While most of you already have a nutrient management plan for your pork operation, you'll need to expand it within the next two years. As part of the pending Confined Animal Feeding Operation's guidelines, the U.S. Environmental Protection Agency will require a Comprehensive Nutrient Management Plan.

USDA's Natural Resources Conservation Service is defining the nutrient elements of these plans. There are nine components to include in your CNMP:

1. Site maps, including a soil map
These maps are usually part of your overall conservation plan. They include, aerial photographs, computer-generated, geographic information system maps and printouts as well as hand-drawn sketches. Information is provided where you land-apply nutrients. This includes field boundary and acreage, location of any sensitive areas, existing soil types and characteristics.

2. Location and description of sensitive resource areas
If present, sensitive resource areas will be drawn on the site map. These areas may be highly erodible land, sole-source aquifer recharge areas, highly leachable soils, fields that have a high risk for phosphorus transport, areas in close proximity to neighbors or public areas.

Assessment tools and maps are available in the NRCS Field Office Technical Guide, which you can find at www.nhq.nrcs.usda.gov/Pro grams/ahcwpd/CNMPTG.pdf.

3. Soil, water, crop and manure analysis
You must include sample analysis of the soil, plants, water and organic materials, including hog manure used for nutrients.

4. Current or planned crop production sequence or crop rotation
It's essential to have a three- to five-year history of past, present and future crops for your nutrient management plan. This will help you determine your crops' nutrient needs and amount of carryover.

5. Expected yields
Soil, climate, crop variety and management skills are all factors in determining your crop yields. Consult with your state Extension service personnel or crop consultant for acceptable methods used in your area.

6. Nutrient sources available
Nutrient sources may include soil reserves, commercial fertilizer, animal manure and other organic waste products, irrigation water, atmospheric deposition and legume credits. Once again, check with your consultant for an accurate analysis.

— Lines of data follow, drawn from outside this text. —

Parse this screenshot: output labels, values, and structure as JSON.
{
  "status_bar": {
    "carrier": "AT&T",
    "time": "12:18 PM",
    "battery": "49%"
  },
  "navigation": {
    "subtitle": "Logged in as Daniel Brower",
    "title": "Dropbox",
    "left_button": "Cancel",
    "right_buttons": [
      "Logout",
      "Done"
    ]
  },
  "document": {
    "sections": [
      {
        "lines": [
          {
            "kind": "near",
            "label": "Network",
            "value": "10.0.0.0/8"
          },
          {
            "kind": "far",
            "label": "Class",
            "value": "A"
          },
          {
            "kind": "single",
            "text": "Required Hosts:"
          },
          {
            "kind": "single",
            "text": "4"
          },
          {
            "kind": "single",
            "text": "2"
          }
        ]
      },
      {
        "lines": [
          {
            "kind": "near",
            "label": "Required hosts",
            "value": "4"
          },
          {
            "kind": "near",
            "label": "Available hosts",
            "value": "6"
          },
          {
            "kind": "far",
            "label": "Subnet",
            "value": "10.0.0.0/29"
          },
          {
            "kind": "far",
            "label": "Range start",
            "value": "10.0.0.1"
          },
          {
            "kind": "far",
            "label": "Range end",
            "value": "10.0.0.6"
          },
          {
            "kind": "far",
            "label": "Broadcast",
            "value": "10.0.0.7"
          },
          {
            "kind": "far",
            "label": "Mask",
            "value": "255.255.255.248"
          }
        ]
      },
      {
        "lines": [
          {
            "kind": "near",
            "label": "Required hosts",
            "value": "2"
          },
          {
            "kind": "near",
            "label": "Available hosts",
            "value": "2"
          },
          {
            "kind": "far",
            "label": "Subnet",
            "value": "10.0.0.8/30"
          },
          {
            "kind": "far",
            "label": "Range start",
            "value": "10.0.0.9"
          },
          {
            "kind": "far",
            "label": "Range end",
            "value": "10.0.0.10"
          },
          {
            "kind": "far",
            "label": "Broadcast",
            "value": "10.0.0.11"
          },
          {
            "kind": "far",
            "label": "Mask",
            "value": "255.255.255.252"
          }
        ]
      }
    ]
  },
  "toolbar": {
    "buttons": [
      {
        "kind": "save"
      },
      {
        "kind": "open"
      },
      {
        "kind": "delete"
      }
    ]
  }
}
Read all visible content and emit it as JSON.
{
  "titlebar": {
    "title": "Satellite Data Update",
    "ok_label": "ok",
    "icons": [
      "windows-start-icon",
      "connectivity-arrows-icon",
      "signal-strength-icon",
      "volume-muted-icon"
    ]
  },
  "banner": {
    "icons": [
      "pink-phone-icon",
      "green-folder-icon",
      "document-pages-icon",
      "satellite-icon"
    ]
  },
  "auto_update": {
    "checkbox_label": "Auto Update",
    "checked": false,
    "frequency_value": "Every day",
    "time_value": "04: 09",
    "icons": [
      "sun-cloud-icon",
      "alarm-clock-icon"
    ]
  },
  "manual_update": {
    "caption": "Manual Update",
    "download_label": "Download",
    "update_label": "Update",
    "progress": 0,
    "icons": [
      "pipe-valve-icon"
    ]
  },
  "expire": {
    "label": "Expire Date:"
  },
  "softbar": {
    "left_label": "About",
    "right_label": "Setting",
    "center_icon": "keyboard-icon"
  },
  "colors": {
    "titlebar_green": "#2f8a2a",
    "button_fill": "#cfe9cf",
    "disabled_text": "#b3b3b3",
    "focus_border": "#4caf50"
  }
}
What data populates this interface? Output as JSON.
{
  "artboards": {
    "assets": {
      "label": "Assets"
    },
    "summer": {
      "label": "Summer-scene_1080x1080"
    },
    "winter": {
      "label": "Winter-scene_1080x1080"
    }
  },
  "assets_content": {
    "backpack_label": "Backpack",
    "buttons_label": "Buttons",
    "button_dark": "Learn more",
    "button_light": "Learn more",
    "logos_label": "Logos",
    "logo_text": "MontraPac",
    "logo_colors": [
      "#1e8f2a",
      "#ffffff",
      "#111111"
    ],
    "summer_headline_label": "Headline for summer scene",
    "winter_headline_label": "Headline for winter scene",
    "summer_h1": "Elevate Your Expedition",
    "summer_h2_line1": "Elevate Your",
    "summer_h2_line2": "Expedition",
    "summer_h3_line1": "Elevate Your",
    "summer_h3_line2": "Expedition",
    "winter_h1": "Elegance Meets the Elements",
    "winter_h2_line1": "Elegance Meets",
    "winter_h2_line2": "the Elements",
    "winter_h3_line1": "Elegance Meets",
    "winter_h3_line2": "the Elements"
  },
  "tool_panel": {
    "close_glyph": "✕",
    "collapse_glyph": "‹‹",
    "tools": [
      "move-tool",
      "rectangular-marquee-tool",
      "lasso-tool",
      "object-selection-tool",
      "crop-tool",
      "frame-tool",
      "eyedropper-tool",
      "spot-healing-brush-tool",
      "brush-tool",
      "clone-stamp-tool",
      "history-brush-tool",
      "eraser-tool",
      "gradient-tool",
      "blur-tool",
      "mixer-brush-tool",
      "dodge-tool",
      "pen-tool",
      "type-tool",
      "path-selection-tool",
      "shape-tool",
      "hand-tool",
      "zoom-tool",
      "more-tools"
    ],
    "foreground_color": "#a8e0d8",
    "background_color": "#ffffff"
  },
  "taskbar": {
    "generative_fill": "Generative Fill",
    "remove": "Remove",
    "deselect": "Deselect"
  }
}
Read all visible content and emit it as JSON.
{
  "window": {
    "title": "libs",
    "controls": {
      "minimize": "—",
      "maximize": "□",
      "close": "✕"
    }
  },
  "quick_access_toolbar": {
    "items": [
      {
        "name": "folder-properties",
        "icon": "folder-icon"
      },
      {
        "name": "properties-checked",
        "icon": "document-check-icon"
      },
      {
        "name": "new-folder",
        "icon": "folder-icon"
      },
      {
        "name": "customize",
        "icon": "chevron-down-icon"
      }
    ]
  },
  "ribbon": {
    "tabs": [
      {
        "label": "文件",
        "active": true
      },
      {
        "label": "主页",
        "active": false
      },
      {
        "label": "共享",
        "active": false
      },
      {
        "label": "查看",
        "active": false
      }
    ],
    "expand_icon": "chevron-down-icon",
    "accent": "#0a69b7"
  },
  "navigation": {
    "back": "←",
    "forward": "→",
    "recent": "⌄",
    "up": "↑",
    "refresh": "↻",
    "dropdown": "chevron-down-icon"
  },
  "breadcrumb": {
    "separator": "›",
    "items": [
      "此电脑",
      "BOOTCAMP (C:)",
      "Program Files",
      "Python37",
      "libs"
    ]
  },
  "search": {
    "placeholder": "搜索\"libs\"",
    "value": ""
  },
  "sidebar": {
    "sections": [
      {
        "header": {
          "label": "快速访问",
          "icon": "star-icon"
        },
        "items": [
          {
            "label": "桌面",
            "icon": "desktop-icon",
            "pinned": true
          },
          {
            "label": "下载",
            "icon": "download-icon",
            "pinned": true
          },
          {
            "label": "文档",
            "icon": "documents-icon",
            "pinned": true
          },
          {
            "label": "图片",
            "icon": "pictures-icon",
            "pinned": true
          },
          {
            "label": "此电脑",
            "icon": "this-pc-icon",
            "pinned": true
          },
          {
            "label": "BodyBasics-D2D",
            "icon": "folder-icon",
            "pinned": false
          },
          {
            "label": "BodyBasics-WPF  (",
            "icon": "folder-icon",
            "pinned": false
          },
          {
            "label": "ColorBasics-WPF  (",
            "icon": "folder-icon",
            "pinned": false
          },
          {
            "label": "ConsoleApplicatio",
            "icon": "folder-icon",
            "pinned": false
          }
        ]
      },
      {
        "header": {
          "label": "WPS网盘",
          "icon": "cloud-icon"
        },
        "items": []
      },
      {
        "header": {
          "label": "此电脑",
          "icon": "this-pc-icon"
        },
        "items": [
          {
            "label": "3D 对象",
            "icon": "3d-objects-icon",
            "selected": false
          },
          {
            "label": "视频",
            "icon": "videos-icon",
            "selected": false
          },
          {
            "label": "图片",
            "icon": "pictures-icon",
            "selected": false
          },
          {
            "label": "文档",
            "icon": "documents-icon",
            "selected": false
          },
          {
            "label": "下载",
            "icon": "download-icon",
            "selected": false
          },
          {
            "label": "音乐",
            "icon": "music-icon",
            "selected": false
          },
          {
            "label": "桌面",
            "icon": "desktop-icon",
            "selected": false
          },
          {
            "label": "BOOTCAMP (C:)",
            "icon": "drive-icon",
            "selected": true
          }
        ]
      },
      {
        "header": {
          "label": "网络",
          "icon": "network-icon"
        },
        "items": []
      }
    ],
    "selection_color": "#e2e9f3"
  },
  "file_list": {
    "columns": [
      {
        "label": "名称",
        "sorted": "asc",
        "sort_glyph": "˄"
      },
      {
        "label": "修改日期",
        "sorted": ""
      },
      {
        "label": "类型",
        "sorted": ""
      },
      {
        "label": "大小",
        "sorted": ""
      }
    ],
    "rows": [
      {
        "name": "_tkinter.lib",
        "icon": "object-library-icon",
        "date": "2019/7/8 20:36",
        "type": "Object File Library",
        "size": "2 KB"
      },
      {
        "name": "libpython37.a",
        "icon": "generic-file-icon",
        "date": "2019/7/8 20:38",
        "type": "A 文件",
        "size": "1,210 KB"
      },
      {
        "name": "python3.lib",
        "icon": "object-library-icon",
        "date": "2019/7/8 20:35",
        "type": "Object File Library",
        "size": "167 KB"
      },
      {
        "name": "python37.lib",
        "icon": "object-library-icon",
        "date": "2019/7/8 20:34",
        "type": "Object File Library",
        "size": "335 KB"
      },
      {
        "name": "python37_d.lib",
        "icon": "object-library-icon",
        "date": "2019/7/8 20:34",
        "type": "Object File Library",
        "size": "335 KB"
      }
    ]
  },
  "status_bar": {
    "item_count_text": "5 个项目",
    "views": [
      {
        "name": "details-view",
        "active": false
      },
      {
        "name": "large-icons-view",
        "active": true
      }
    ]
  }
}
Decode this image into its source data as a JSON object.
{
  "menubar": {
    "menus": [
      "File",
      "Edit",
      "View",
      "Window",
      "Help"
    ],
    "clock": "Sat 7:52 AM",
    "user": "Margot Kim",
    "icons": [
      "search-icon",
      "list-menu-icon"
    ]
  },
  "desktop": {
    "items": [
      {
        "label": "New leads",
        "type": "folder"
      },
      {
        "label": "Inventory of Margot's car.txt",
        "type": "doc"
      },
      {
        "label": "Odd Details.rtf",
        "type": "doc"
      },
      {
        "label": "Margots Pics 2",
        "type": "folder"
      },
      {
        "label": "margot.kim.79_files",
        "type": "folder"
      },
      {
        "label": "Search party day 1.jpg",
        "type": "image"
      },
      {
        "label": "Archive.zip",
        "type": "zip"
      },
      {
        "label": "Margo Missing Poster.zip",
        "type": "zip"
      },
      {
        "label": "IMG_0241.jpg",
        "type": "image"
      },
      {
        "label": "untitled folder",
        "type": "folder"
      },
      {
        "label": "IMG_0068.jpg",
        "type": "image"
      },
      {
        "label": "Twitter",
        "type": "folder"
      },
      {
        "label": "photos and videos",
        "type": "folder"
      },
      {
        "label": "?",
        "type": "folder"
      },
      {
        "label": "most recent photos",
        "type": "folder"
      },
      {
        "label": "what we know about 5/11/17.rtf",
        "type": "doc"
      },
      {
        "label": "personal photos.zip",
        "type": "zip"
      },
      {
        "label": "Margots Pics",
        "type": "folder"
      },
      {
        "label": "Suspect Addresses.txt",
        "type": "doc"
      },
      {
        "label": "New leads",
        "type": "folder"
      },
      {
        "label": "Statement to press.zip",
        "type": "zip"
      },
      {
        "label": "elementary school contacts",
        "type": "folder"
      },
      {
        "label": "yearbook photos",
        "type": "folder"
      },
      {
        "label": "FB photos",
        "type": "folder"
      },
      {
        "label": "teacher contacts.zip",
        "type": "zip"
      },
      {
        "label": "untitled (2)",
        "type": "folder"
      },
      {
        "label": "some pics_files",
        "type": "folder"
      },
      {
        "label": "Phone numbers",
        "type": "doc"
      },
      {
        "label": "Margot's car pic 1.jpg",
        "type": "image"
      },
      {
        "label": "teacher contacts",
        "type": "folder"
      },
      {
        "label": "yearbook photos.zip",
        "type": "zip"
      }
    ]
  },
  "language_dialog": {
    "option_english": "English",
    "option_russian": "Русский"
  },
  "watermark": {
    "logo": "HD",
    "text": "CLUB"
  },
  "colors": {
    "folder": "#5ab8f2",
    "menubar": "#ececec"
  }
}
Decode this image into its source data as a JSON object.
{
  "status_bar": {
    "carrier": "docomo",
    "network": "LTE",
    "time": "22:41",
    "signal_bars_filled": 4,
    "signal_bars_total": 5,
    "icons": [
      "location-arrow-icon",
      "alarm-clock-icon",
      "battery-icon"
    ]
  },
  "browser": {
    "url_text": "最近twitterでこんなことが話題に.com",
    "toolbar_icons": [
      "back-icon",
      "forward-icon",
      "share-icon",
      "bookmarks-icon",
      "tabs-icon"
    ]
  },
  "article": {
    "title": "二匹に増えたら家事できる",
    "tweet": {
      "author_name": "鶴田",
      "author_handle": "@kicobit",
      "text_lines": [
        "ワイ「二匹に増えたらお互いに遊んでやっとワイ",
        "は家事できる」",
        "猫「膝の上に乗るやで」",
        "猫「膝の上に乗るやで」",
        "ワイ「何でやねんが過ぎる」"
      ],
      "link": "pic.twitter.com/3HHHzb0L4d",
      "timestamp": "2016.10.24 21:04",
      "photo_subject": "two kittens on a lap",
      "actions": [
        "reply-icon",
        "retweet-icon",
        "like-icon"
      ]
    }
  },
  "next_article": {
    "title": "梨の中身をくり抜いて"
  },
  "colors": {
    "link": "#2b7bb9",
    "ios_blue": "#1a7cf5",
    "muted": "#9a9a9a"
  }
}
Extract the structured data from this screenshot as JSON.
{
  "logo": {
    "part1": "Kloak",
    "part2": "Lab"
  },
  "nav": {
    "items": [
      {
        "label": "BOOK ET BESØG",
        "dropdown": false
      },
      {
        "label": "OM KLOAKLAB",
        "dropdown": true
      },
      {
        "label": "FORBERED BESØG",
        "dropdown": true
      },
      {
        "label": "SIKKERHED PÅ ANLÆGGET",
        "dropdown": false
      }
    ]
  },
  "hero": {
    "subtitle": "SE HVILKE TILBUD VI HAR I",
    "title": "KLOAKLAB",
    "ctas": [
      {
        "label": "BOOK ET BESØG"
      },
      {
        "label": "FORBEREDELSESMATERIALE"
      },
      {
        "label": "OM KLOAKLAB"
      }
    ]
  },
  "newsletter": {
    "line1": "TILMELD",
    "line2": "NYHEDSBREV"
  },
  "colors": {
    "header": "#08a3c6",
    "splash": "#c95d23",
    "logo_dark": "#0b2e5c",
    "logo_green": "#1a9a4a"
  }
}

7. Develop a nutrient budget for your planned crop rotation
A nutrient budget determines the amount of nutrients available from all sources and compares this to the amount of nutrients required to meet the expected yield. If the crop-yield nutrient requirement exceeds available sources, then you'll need to apply additional nutrients. If nutrient supplies exceed crop requirements, then you must take management measures to ensure the excess nutrients are either reduced or their application will not cause detrimental effects to area resources.

8. Recommended rates, timing and method of nutrient application
You'll receive three specifications for nutrient application. The application rate depends on the nutrient budget results.

Timing is determined by the crop's growth stage, field conditions for application, equipment and climatic conditions.

How the nutrient is applied will be based on its form and consistency, soil and weather conditions and potential for movement or loss to the environment.

9. Operation and maintenance of the nutrient management plan
Review and update your plan on a regular basis. This includes taking periodic soil tests to track soil reserves, calibrating application equipment to maintain consistent nutrient amounts, supplying uniform and precise nutrient amounts and maintaining manure management records.

If you have any or all of this nutrient management information available, start compiling it now. Having it available in one location, either in a notebook, file or on your computer, will make life easier during the next couple of years.